MovieMantz Review: ‘National Treasure: Book of Secrets’
First Published: December 24, 2007 4:20 PM EST Credit: Disney
-- “Buried ‘Treasure’”by Scott Mantz
“National Treasure: Book of Secrets” Nicolas Cage, Diane Kruger, Justin Bartha Directed by Jon Turteltaub (Verdict: Skip it!)
If the first “National Treasure” was better than it probably deserved to be, then the sequel is worse than it has any right to be. Where the 2004 original was a fresh, fun and exciting Indiana Jones-style adventure that beat “The Da Vinci Code” to the cinematic punch by almost 2 years, “Book of Secrets” feels like just another stale, lazy, uninspired sequel. That’s something of a disappointment, since it was produced, written and directed by many of the same players that made the first film a surprise hit that grossed $347 million worldwide.
When a mysterious stranger (Ed Harris) shows up with alarming proof that an ancestor of self-proclaimed “treasure protector” Ben Gates (Nicolas Cage) was a co-conspirator in the Lincoln assassination, Ben sets off on a worldwide quest to clear his name. Joining him once again are his estranged ex-girlfriend (Diane Kruger) and his cyber-savvy sidekick (Justin Bartha), but when their search leads to the discovery of the most highly-guarded book on earth, Ben’s quest to restore his family’s heritage turns into the most dangerous adventure of his life.
As with most blockbusters produced by Jerry Bruckheimer, “National Treasure: Book of Secrets” is bound to be more of a hit with moviegoers than it will be with critics. And as long as the action keeps things moving, it’s certainly entertaining enough. But if you’re going to compare apples to apples, then the sequel comes up short. The script is weak, the suspense is gone and the clues are solved too easily to instill a sense of wonder. And after stealing his scenes in the first film, the nerdy partner played by Justin Bartha just isn’t as funny this time around.
But the bigger problem is that the villain, played by Ed Harris, isn’t enough of a threat. He’s not as menacing as the first film’s Ian Howe (played by Sean Bean) — a worthy opponent to Ben Gates, since they both knew the same tricks and had to constantly outwit each other.

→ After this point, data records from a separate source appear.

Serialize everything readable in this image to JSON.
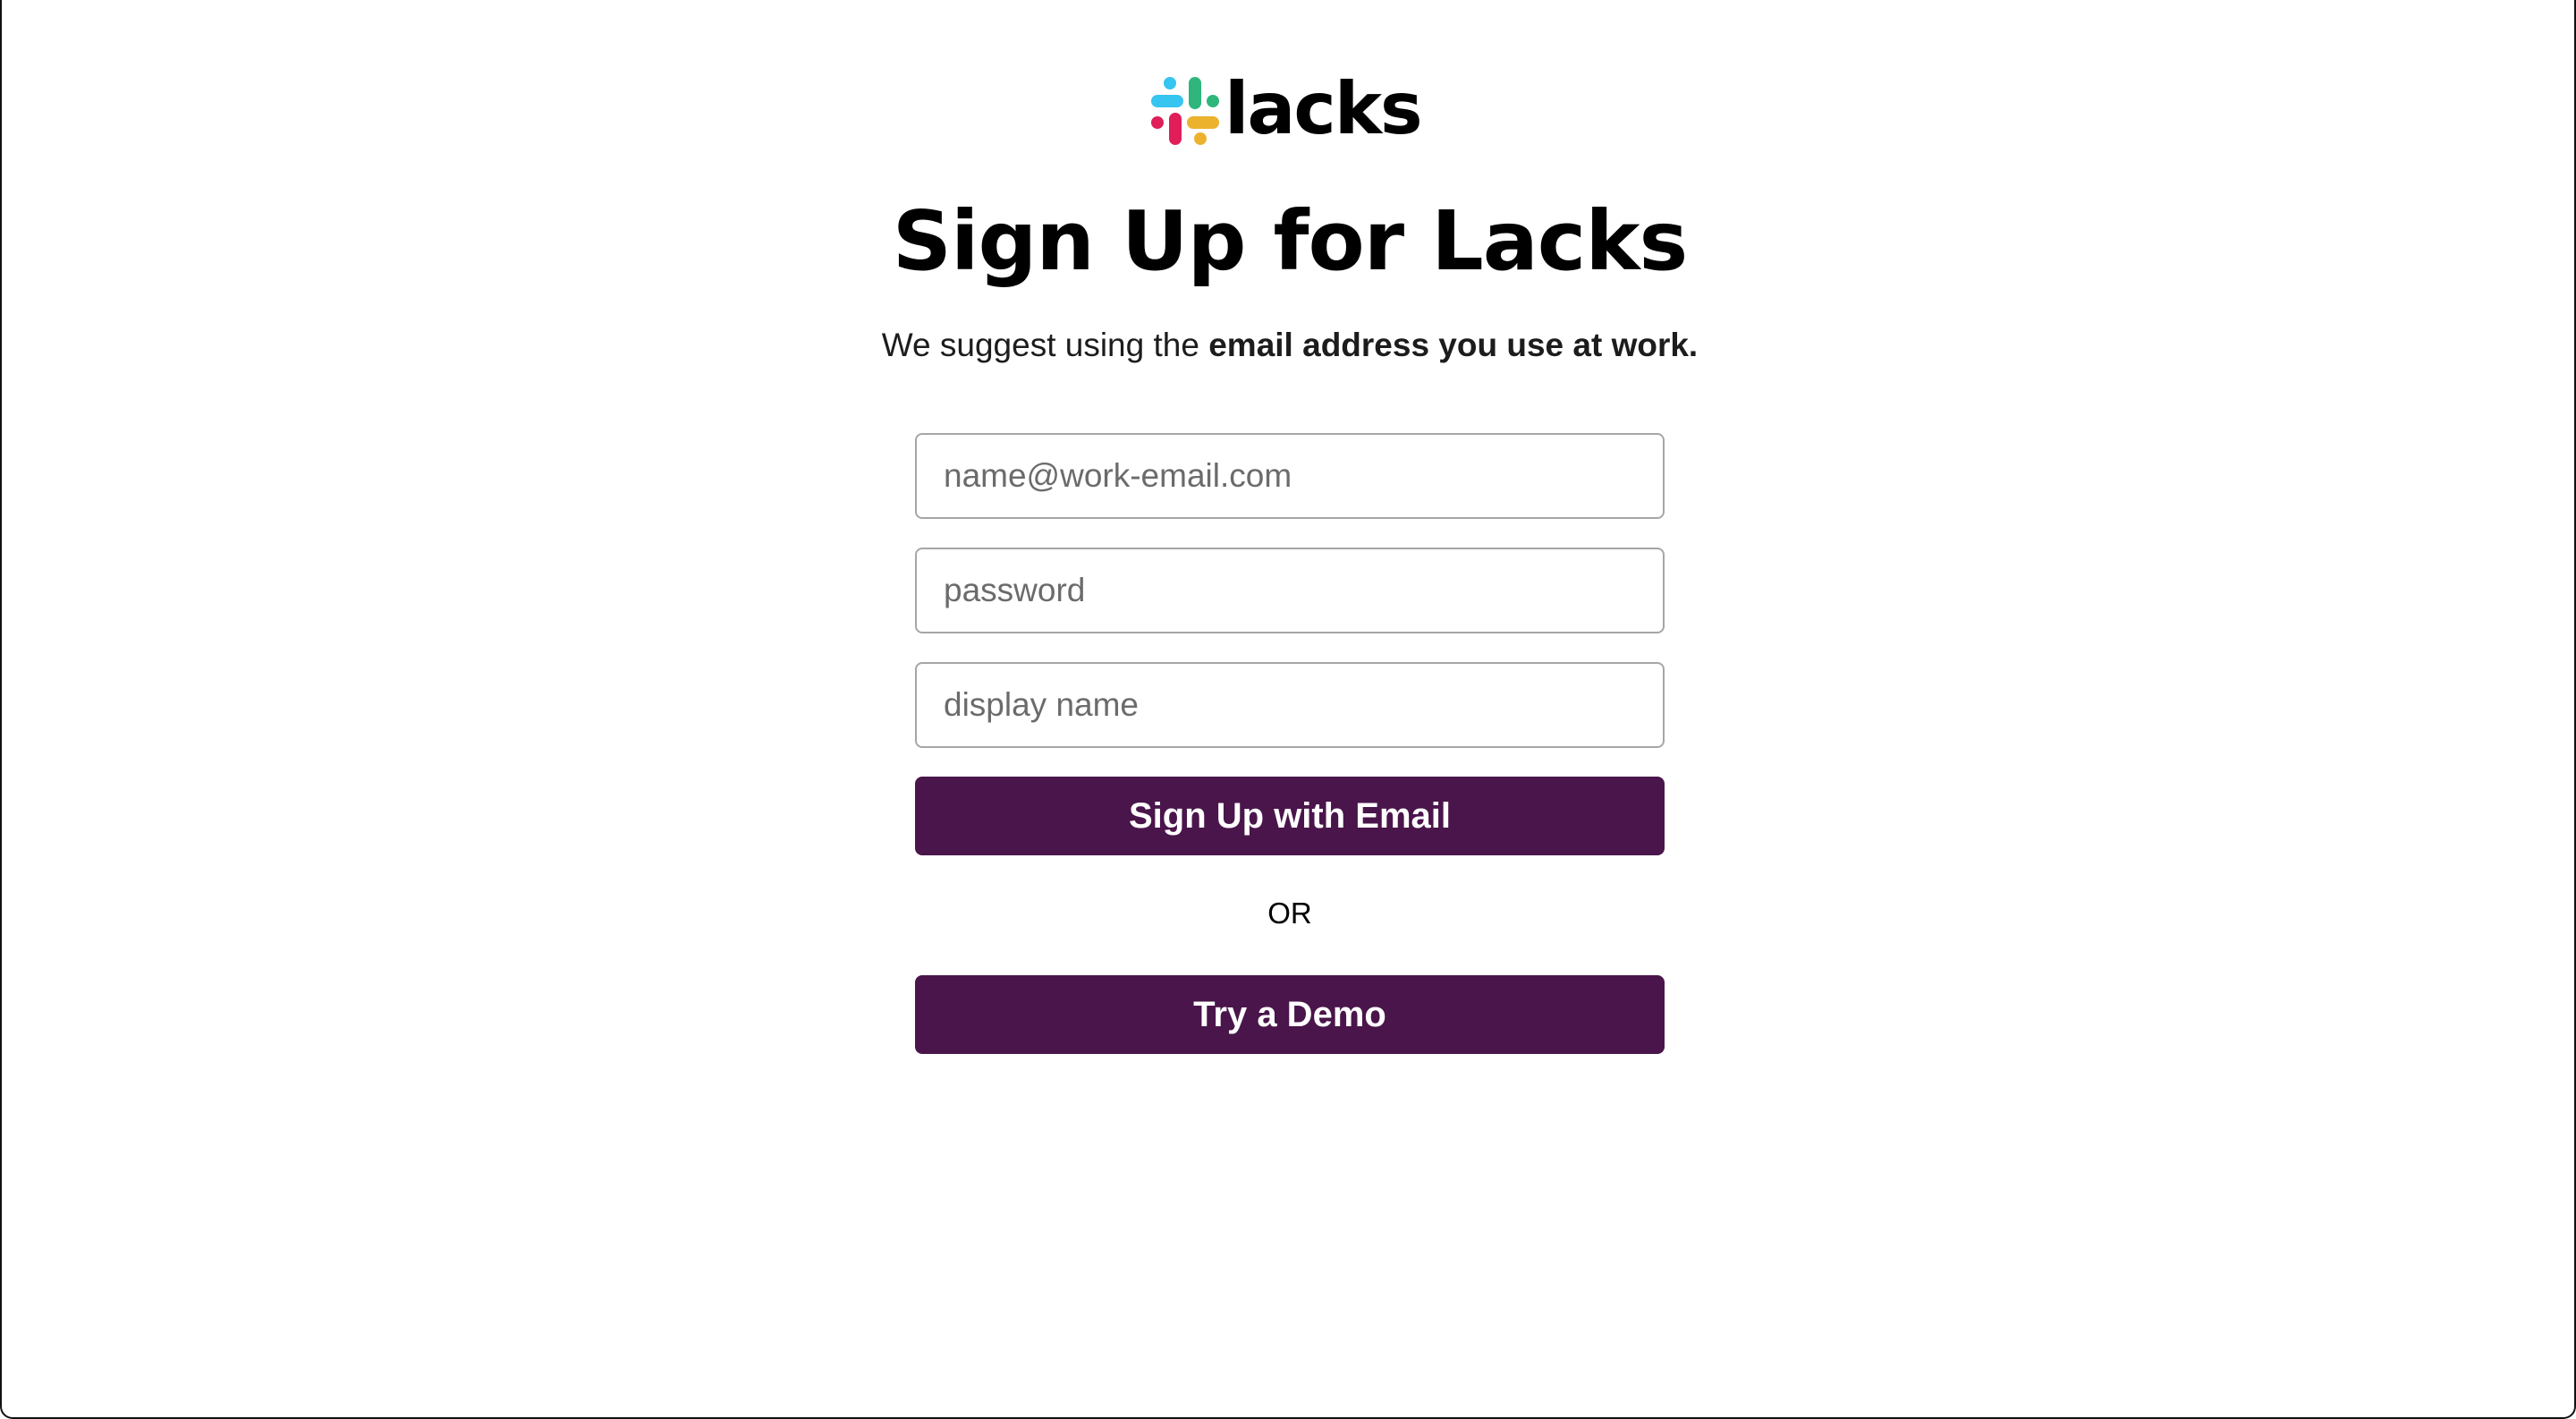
{
  "brand": {
    "wordmark": "lacks",
    "colors": {
      "blue": "#36c5f0",
      "green": "#2eb67d",
      "red": "#e01e5a",
      "yellow": "#ecb22e"
    }
  },
  "heading": "Sign Up for Lacks",
  "subtitle": {
    "prefix": "We suggest using the ",
    "emphasis": "email address you use at work."
  },
  "form": {
    "email": {
      "placeholder": "name@work-email.com",
      "value": ""
    },
    "password": {
      "placeholder": "password",
      "value": ""
    },
    "display_name": {
      "placeholder": "display name",
      "value": ""
    },
    "signup_label": "Sign Up with Email",
    "separator": "OR",
    "demo_label": "Try a Demo"
  },
  "theme": {
    "button_color": "#4a154b",
    "input_border": "#a6a6a6"
  },
  "icons": {
    "logo": "slack-hash-icon"
  }
}
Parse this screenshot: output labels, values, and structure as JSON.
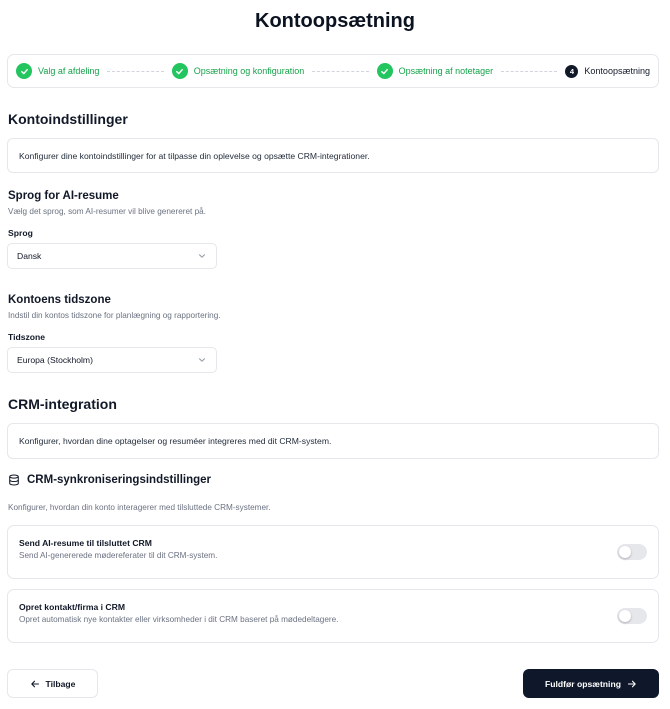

Adding double jeopardy to the mix was the FBI agent played by Harvey Keitel, who was right behind both of them every step of the way. In “Book of Secrets,” he’s less of a threat, since he doesn’t even get out of the office until more than halfway through the movie.
Nicolas Cage is committed as always, but with little time for romance, Diane Kruger doesn’t have as much to do this time around. Jon Voight seems happy just to be along for the ride as Cage’s father, while Helen Mirren — a recent Oscar-winner for “The Queen” — seems to be having a grand old time as Cage’s mother. Bruce Greenwood makes the most of an otherwise absurd scene in which his President of the United States is kidnapped, but it’s worth noting, since he played a President before — John F. Kennedy — in 2000’s “Thirteen Days.”
“Book of Secrets” goes with the assumption that moviegoers will have already seen the original film, since character development is practically non-existent. And that familiarity is fine to an extent, but if the characters don’t continue to grow — or, at least, change in some kind of notable way — then it’s hard to get vested in their best interests. The first film may have been inspired, but the sequel feels tired, and as a result, this “National Treasure” comes up a dollar short.
Copyright 2013 by NBC Universal, Inc. All rights reserved. This material may not be published, broadcast, rewritten or redistributed.